Anchoring and fishing toward the drop (toward the shoreline) or up on the shoal can be productive. If you are not anchored, the wind or the torque of your casting can push you back out of the productive waters. This results in a lot of kicking or rowing to hold position and disturbances that may put the fish off the bite.
Sometimes the insect that is emerging, say Damsels or Gray Drakes, are actually moving toward shore to stage for their ‘hatch’. You would want to position yourself on the shore or in close to shore and cast out away from shore then slowly work your Damsel or swimming Mayfly pattern back toward shore to mimic the Damsels moving just below the surface toward the shoreline reeds, weeds and structure.

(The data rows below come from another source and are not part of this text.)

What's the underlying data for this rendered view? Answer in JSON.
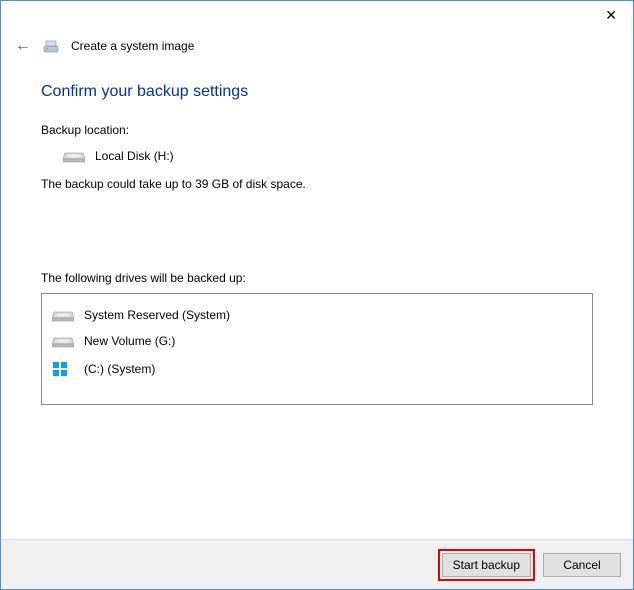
{
  "titlebar": {
    "close": "✕"
  },
  "header": {
    "back": "←",
    "title": "Create a system image"
  },
  "content": {
    "heading": "Confirm your backup settings",
    "location_label": "Backup location:",
    "location_value": "Local Disk (H:)",
    "size_text": "The backup could take up to 39 GB of disk space.",
    "drives_label": "The following drives will be backed up:",
    "drives": [
      {
        "name": "System Reserved (System)",
        "icon": "disk"
      },
      {
        "name": "New Volume (G:)",
        "icon": "disk"
      },
      {
        "name": "(C:) (System)",
        "icon": "windows"
      }
    ]
  },
  "footer": {
    "start": "Start backup",
    "cancel": "Cancel"
  }
}
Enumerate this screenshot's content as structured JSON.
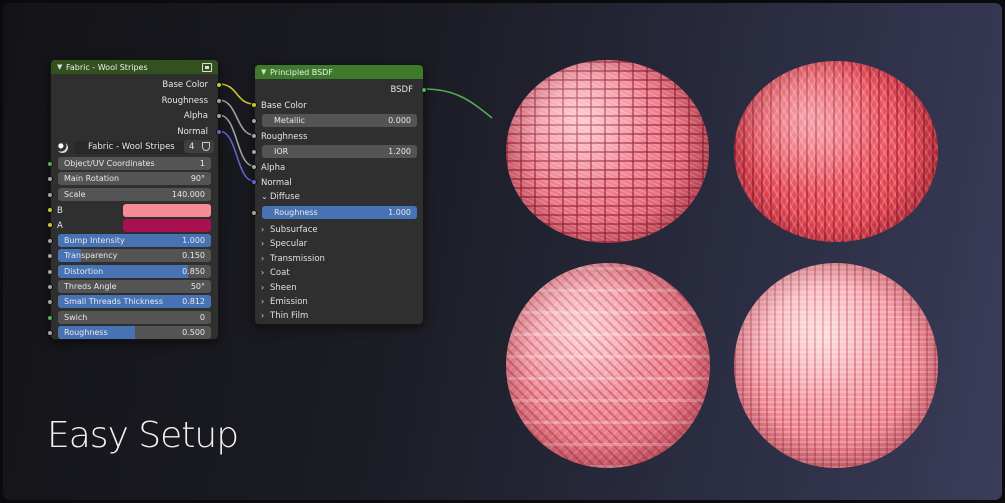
{
  "group_node": {
    "title": "Fabric - Wool Stripes",
    "outputs": [
      "Base Color",
      "Roughness",
      "Alpha",
      "Normal"
    ],
    "selector": {
      "name": "Fabric - Wool Stripes",
      "users": "4"
    },
    "inputs": [
      {
        "label": "Object/UV Coordinates",
        "value": "1",
        "fill": 0
      },
      {
        "label": "Main Rotation",
        "value": "90°",
        "fill": 0
      },
      {
        "label": "Scale",
        "value": "140.000",
        "fill": 0
      }
    ],
    "colors": [
      {
        "label": "B",
        "color": "#f58b96"
      },
      {
        "label": "A",
        "color": "#a7114f"
      }
    ],
    "sliders": [
      {
        "label": "Bump Intensity",
        "value": "1.000",
        "fill": 1.0
      },
      {
        "label": "Transparency",
        "value": "0.150",
        "fill": 0.15
      },
      {
        "label": "Distortion",
        "value": "0.850",
        "fill": 0.85
      },
      {
        "label": "Threds Angle",
        "value": "50°",
        "fill": 0
      },
      {
        "label": "Small Threads Thickness",
        "value": "0.812",
        "fill": 1.0
      },
      {
        "label": "Swich",
        "value": "0",
        "fill": 0
      },
      {
        "label": "Roughness",
        "value": "0.500",
        "fill": 0.5
      }
    ]
  },
  "bsdf_node": {
    "title": "Principled BSDF",
    "output": "BSDF",
    "inputs": {
      "base_color": "Base Color",
      "metallic": {
        "label": "Metallic",
        "value": "0.000"
      },
      "roughness": "Roughness",
      "ior": {
        "label": "IOR",
        "value": "1.200"
      },
      "alpha": "Alpha",
      "normal": "Normal"
    },
    "diffuse": {
      "label": "Diffuse",
      "roughness_label": "Roughness",
      "roughness_value": "1.000"
    },
    "panels": [
      "Subsurface",
      "Specular",
      "Transmission",
      "Coat",
      "Sheen",
      "Emission",
      "Thin Film"
    ]
  },
  "headline": "Easy Setup",
  "accent_colors": {
    "slider": "#4772b3",
    "group_header": "#33511e",
    "shader_header": "#3d7a2a"
  }
}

I have occassionally highlighted the well known Brian Chan. His knowledge is apparent, but I have an added touch to this: several times I have reached out to Brian and without hesitation he has provided precise information about how certain stillwater insects act subsurface and how the trout act early in the year. He did not know me from Earl….but, he graciously helped. A true gentleman.
Here I offer up some stillwater insect info from Brian Chan’s site Rise Form Ventures . There is a very good, basic over view of stillwater insects.

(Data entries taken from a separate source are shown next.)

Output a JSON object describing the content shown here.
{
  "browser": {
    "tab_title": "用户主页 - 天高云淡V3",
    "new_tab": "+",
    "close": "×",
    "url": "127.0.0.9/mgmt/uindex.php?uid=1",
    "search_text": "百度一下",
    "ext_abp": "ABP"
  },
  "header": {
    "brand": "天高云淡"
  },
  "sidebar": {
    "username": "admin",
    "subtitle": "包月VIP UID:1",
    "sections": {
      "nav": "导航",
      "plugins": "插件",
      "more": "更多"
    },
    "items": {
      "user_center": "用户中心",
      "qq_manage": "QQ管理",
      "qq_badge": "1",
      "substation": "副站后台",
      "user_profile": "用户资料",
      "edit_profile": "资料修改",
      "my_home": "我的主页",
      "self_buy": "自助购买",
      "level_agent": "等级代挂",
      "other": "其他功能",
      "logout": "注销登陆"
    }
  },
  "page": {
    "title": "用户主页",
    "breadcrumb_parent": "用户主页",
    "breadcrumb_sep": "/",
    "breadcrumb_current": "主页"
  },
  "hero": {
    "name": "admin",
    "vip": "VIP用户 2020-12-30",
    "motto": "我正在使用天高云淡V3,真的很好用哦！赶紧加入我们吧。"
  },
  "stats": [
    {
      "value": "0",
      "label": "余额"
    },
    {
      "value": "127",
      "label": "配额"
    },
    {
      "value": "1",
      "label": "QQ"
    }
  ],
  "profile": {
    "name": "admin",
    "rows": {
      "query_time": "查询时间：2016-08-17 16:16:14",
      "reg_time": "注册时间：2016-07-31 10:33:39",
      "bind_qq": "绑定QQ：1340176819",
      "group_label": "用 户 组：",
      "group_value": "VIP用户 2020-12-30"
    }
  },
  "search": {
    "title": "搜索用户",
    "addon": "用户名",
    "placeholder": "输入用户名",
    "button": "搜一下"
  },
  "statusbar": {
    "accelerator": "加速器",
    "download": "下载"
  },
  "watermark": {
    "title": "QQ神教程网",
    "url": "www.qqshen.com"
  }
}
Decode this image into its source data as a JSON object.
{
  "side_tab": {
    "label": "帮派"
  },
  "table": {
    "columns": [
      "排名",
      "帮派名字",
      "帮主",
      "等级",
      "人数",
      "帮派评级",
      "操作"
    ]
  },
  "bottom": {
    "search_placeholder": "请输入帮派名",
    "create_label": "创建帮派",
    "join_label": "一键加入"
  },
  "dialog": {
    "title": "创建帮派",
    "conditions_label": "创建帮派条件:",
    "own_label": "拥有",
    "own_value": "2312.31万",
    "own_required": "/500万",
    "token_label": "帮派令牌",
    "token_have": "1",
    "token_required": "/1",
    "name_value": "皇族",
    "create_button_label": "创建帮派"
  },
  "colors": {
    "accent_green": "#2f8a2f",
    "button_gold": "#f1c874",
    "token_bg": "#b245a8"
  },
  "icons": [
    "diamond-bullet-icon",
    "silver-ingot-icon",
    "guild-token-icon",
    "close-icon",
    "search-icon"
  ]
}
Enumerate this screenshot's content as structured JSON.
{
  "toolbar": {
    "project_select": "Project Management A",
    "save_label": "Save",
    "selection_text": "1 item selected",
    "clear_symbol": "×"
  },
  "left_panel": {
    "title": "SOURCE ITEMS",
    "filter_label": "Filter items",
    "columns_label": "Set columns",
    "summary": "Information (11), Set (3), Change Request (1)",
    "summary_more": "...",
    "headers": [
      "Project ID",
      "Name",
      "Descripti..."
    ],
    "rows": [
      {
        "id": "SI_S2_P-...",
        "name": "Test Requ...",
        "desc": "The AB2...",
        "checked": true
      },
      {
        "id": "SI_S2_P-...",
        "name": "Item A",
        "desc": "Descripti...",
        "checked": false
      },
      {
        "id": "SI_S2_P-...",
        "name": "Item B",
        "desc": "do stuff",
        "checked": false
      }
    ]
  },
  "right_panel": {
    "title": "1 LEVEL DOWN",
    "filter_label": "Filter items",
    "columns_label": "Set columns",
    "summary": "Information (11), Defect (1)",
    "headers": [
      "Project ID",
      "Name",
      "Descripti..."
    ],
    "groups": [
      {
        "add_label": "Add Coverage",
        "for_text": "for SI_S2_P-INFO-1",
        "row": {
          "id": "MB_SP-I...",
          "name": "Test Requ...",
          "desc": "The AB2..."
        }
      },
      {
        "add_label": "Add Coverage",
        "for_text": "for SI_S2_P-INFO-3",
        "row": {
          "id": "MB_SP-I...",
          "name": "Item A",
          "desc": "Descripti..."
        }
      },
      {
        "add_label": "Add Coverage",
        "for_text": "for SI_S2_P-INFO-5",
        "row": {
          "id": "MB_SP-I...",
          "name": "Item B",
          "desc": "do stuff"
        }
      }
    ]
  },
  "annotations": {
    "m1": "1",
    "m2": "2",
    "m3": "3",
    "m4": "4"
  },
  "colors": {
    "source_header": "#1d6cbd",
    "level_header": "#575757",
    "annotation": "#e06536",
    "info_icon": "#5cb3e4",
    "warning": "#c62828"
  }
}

I like this picture. I took it outside wth the sunlight upon a suggestion by Tim Barker (Planet Trout)
I have highlighted this wonderful lake pattern before. It is easy to tie and very productive in brown or olive green. I have tied it as I first encountered it (Jim Cope via NWFFO) , on a Tiemco 200R hook. A down eye hook could be used. It is a slender pattern, with the head/eyes barely thicker than the body.
The tail is pheasant tail fibers tied into and no longer than the length of the abdomen. A body (abdomen) of dubbed hare’s mask, kept very slender. A ribbing of Silver Krystal Flash is wound up through the dubbing toward the plastic dumbbell eyes. The wingcase was tied in first with the tips extending out over the eye. I plan this so that when the tips are pulled back over the top of the eyes/thorax, they extend only half way back to mid shank and no further. Keep the head slender and dub around the plastic eyes. Once the pheasant tail fibers are secured with thread wraps behind the eyes, cut the top pheasant tail fibers to form blunt ends. I have also tied this wing case as a combination of pheasant tail fibers for the legs and paint brush bristles for the wingcase.
Mix the colors between brown, tan, light to dark green. Swim it toward shore or at least parallel in shallower depths.
“Of all tyrannies, a tyranny sincerely exercised for the good of its victims may be the most oppressive. It would be better to live under robber barons than under omnipotent moral busybodies. The robber baron's cruelty may sometimes sleep, his cupidity may at some point be
satiated; but those who torment us for our own good will torment us without end for they do so with the approval of their own conscience.”